Mauthausen Concentration Camp Entrance
photo: Weghofer/BHÖ

Memorial Site, Concentration Camp Mauthausen (640.236) 

General and Historic Information

Only five months after the annexation of Austria to the German Reich on March 12th, 1939, the concentration camp was erected in Mauthausen. The construction works, executed by 300 prisoners of the concentration camp of Dachau, began on August 8th, 1938. At the end of 1941, the more essential construction works had been finished. The majority of the prisoners were forced to do heavy physical work in a quarry up to the point of exhaustion. The omnipresence of death, whether via the gas chamber, the gallows, gun bullets or other physical or psychological abuse, dominated their daily life at the camp. Due to the change of course of the war in 1943, the Nazi arms industry was relocated to underground installations and the functions of Concentration Camp Mauthausen extended. More and more sub-camps were built and added to the main camp. At that point, the majority of the prisoners were used to work those sub-camps. On May 5th, 1945, the day of liberation, the whole installation complex of the concentration camp encompassed around 120 hectares due to the ongoing expansion.

Around 200,000 people originating from more than thirty nations had been deported to the Concentration Camp and its sub-camps during the seven years of its existence. About half of them – women, children, men – were executed or died due to the consequences of the tortures during their imprisonment.

In 1949, former concentration camp Mauthausen was turned into a memorial site by the Austrian Federal Government in collaboration with former prisoners and became accessible to the public. It is maintained by the Federal Ministry for the Interior.
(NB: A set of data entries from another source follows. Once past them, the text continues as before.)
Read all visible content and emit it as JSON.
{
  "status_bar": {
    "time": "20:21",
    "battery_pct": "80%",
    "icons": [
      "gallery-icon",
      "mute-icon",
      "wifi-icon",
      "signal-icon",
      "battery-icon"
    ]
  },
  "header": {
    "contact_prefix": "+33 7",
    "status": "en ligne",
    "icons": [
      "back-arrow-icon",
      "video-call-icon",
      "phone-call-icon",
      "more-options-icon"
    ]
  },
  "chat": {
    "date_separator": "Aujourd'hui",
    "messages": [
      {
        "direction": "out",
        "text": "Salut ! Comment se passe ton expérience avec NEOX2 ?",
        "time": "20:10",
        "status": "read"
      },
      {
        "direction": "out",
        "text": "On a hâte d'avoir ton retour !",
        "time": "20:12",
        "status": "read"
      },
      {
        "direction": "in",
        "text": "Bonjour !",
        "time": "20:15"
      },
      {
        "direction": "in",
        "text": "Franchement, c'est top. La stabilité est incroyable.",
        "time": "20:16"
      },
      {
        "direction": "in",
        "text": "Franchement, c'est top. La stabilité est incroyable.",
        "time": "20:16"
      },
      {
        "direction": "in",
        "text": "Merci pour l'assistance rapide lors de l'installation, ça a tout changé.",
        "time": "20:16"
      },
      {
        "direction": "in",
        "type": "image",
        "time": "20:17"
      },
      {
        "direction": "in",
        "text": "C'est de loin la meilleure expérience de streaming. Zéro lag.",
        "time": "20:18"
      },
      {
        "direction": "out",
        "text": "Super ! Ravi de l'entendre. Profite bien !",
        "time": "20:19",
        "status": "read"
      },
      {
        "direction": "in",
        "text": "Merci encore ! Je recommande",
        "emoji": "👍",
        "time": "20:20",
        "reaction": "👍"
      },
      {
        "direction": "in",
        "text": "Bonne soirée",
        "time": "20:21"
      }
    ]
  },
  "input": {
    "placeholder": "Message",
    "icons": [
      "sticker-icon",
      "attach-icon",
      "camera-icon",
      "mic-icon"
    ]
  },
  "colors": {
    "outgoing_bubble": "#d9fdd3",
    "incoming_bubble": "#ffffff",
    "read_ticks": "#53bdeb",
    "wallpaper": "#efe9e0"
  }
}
Some of the remarkable features of the memorial site are the original topography of the campsite, the preserved buildings of the fortress-like installation, the quarry Wiener Graben with the so-called Fallschirmspringerwand (parachutists’ wall) and the death stairs of Todesstiege. A number of commemorative plaques have been placed in certain areas (crematorium – gas chamber) by relatives of victims. After September 1949, affected nations and communities have added memorials all along the pathway between the main campsite and the quarry. Their architecture reflects the mental attitude of those who had them built and show a wide spectrum of different forms of artistic expression.

(Sources: information folder "Mauthausen Memorial, KZ-Gedenkstätte Mauthausen", Federal Ministry of the Interior, Dep. IV/7, "das sichtbare unfassbare", Federal Ministry oft he Interior; Dep. IV/7/a, Archive of the Memorial Site of Concentration Camp Mauthausen, 2005)
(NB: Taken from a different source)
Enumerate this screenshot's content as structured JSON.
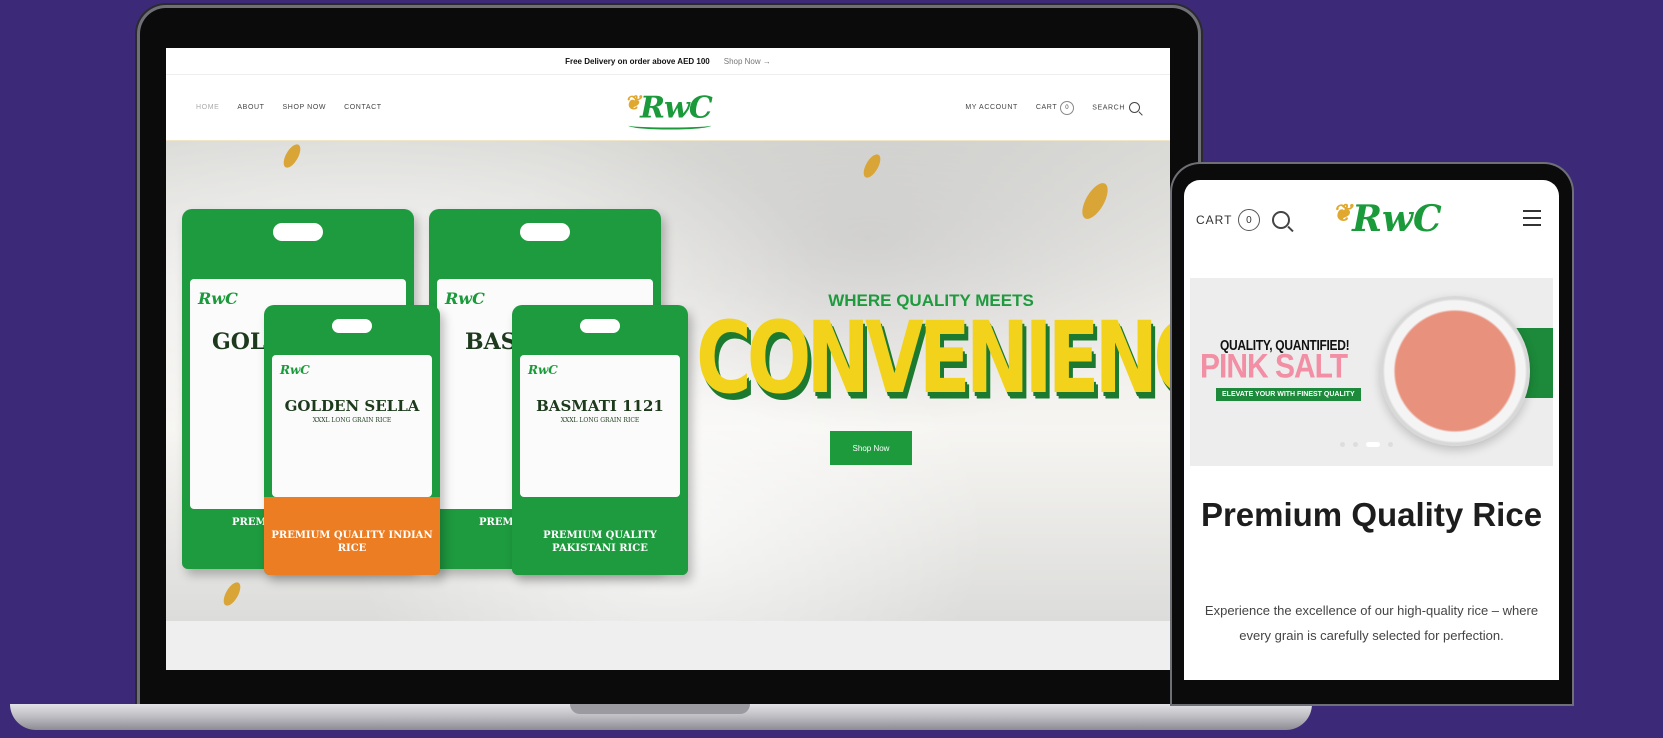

For further information, go to: Mauthausen Komitee Österreich


Federal Ministry of the Interior 
mauthausen memorial - Mauthausen Concentration Camp Memorial site
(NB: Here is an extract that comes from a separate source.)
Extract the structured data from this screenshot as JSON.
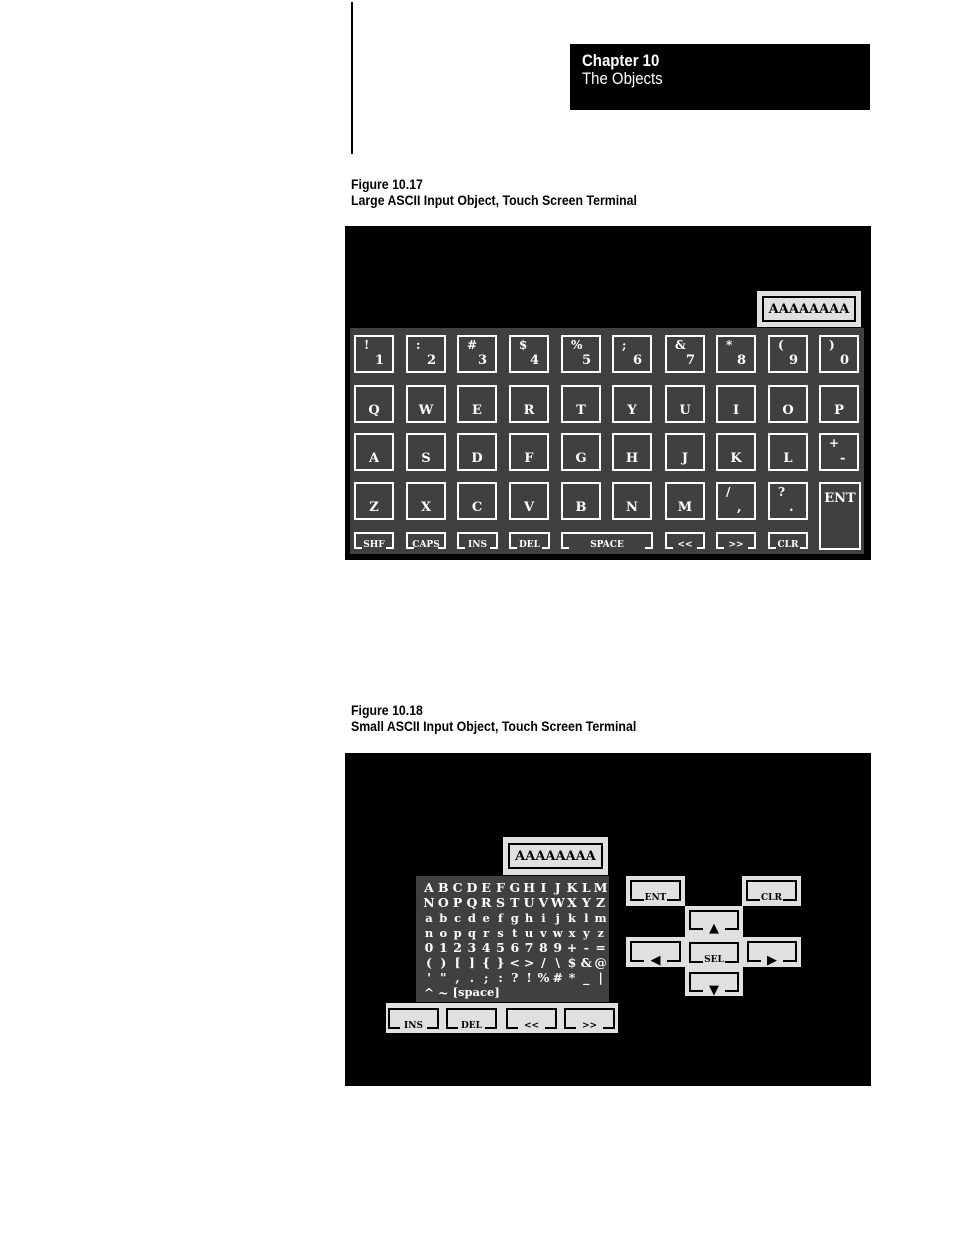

Burghauptmannschaft Österreich – Departments in charge:
Building Management Department 403 - Schönbrunn
HVAC Department 403 - Schönbrunn
Property Management Department 201 - Administration